Eco-strategist explains how businesses can combat environment
The scientific community affirms that extreme weather is having an impact on business and has cost us billions of dollars in turn, according to a TED Talk led by Andrew Winston, a global expert on business strategies.
Winston visited Western to discuss that very impact and what students can do to combat it as they enter into the business world.
Western’s Wilder Professorship of Business and the Environment, the College of Business and Economics and Huxley College of the Environment sponsored Winston’s presentation, which was held in Fraser Hall on Friday, Jan 29.
Winston authored the book, “Green to Gold.” It was the top-selling environmental business title of the past decade, according to his website. It has sold over 100,000 copies, and was labeled by “Inc. Magazine” as one of the top 30 books every manager should own, according to his website.
Winston’s lecture outlined shifts in business on a large scale, and talked about the impact big businesses can have on the environment and the world.
Ryan Gluckman said he found out about the event through an email sent about a speaker series.
“Business is playing a really important role in taking on some of the major issues of our time, like resource scarcity, pollution and global wealth and equality,” Gluckman said. “Where governments are failing to intervene and step in, businesses are really paving the way for creating some major change.”
Sandra Mottner, Associate Dean of the College of Business and Economics, played a role in bringing Winston to campus, but said Howard Sharfstein was instrumental because of his connections with Winston through Kimberly-Clark.
Mottner said students should speak up and support companies which mirror their values.
“We really believe that sustainability and business work together,” Mottner said. “We want students to think about this.”
There is a need for for businesses to think about the future of the children, but they also should be thinking about the best interest of the world, junior Mikhail Jackson said.
“[Children] are our future,” Jackson said. “They are consumers for the future.”

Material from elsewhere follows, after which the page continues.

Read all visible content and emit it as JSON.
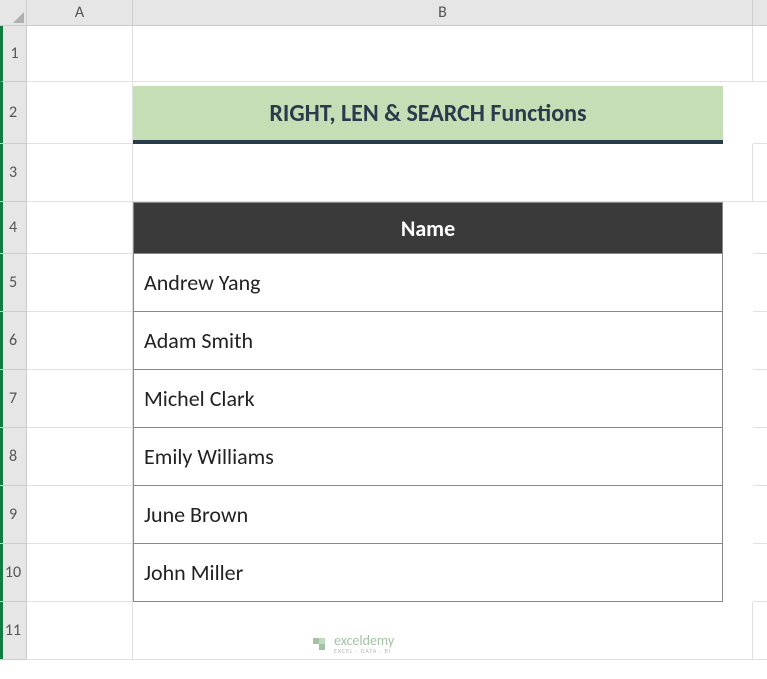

Gluckman said there are a few things not only students, but anyone can do to help. Learning more is key.
“Keep a mindful awareness of your impact day to day, your choices you make and what you consume,” Gluckman said. “Even larger than that, just choosing what companies you want to be loyal to and support, and being involved in the political process is important.”